The “games” included animal hunts with lions, tigers, elephants and gladiator matches. Executions were also held, where those in town convicted to death were thrown to the animals as punishment.
After the times of the Roman Empire, Nimes fell into the hands of the Visigoths, then the Muslims. The Visigoths turned the arena into a fortress or “castrum arena” where the townspeople could gather in the event of an attack. When Pepin the Short, father of Charlemagne, captured the city in 752, Nimes’s splendor was pretty much in ruins. It was not until 1786 that work began to restore the arena to its original grandeur.

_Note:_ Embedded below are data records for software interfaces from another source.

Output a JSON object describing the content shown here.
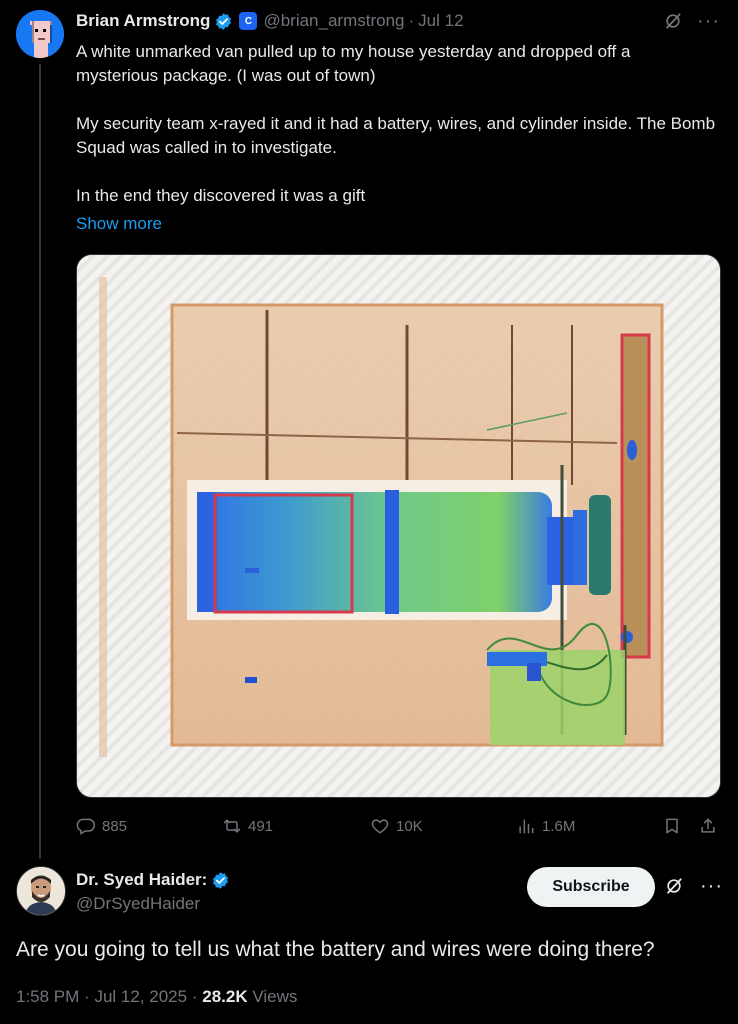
{
  "tweet": {
    "author_name": "Brian Armstrong",
    "author_handle": "@brian_armstrong",
    "separator": "·",
    "date": "Jul 12",
    "badge_letter": "C",
    "paragraphs": [
      "A white unmarked van pulled up to my house yesterday and dropped off a mysterious package. (I was out of town)",
      "My security team x-rayed it and it had a battery, wires, and cylinder inside. The Bomb Squad was called in to investigate.",
      "In the end they discovered it was a gift"
    ],
    "show_more": "Show more",
    "image_icon": "xray-image",
    "stats": {
      "replies": "885",
      "reposts": "491",
      "likes": "10K",
      "views": "1.6M"
    }
  },
  "reply": {
    "author_name": "Dr. Syed Haider:",
    "author_handle": "@DrSyedHaider",
    "subscribe_label": "Subscribe",
    "text": "Are you going to tell us what the battery and wires were doing there?",
    "time": "1:58 PM",
    "dot": "·",
    "date": "Jul 12, 2025",
    "views_count": "28.2K",
    "views_label": "Views"
  },
  "colors": {
    "background": "#000000",
    "accent": "#1d9bf0",
    "muted": "#71767b",
    "text": "#e7e9ea"
  }
}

The Tour Magne (Magne Tower) remains a prominent structure in Nimes, erected during the reign of Augustus in 1 BC. It is said to have been built atop an earlier Celtic/Gallic tower from 15BC- 14BC. The Tour Magne, the tallest structure for miles around, was used as part of the fortification surrounding the city. What remains of the tower can be seen from throughout the city.

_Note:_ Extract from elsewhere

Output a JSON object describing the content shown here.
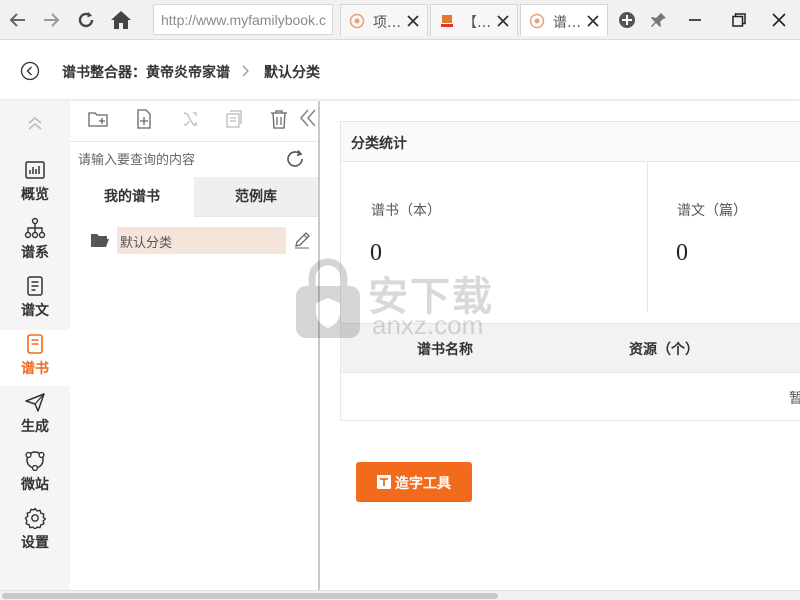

Along with the Roman buildings still in use today in Nimes, there are ruins of the early civilization that visitors can wander through or view.
Your Walking Tour of Nimes
The downtown area of the Roman city of Nimes is still alive. The most historic Roman monuments are within walking distance. You might want to hop on a local bus to reach Les Jardin de la Fontaine. Visit the Temple de Diane while you are there. If you climb up to the highest levels of the terraced stairway, through more gardens, you will reach the park-like area of Mont Cavalier. Further up the hill is the Tour Magne. It’s a hike to reach the tower, but it’s worth it if you want a view of the city from all directions. Take along plenty of water and, perhaps, a snack to stop and enjoy the view.
- Nimes can be reached by train, bus, and car. The train station (GARE) is in the center of the historic area. Regional buses stop behind the train station as well. A pedestrian promenade leads straight from the station to the amphitheater.
Park at any one of the downtown parking lots. Just follow the blue P signs. Some of the parking is outside, and some are in a garage. When I visit Nimes, I park at the Marché (city market “Halle de Nimes”) outlined in purple on the map because it is so close to the Maison Carrée.
- Start your tour at the Maison Carrée. Thé Maison Carrée is probably the best preserved Roman temple in the world. Like all the Roman temples, the building sits on a podium, raising it high above the public square.
- Walk to the Arèna (amphitheater). There are self-guided tours of the amphitheater with headphones and an audio presentation describing the days of gladiators. Stop along the way to the amphitheater, or afterwards, at any of the many cafes and restaurants for a more leisurely visit.
- Walk past the Porte d’Auguste to view a part of the fortification that protected the ancient city. It’s not a short walk from the amphitheater, but it’s on the way to your next stop.
- Les Jardin de la Fontaine is a “modern” part of Nimes that has a rich Roman background. It was built in the 18th century atop the ruins of Roman baths (thermal). You can stroll for hours in the garden enjoying the fountains, canals and seasonal plantings.
Tour Magne is your last stop. The tower is open for tourists (check the schedule) to wander through inside. A very narrow, spiral stairway leads to a viewing area where you can see the city of Nimes from all angles.
Here’s another reason why you must see Nimes
Nimes blends the “new” with the “ancient”. A modern world among ancient Roman buildings.The Amphitheatre, for example, is the entertainment center used for rock concerts and other popular musical events.
Roman history reenactments, with all the pomp and ceremony, are staged in the Nimes amphitheater each year.
Then there are the Ferias or bull fights in the amphitheater. The events are popular in the south of France still today and draw crowds for the weekend events.
Regardless of the time of year you visit Nimes, there’s a party going on.
More places to visit history in Provence
Film trailer of the history of Nimes, on view at the Maison Carrée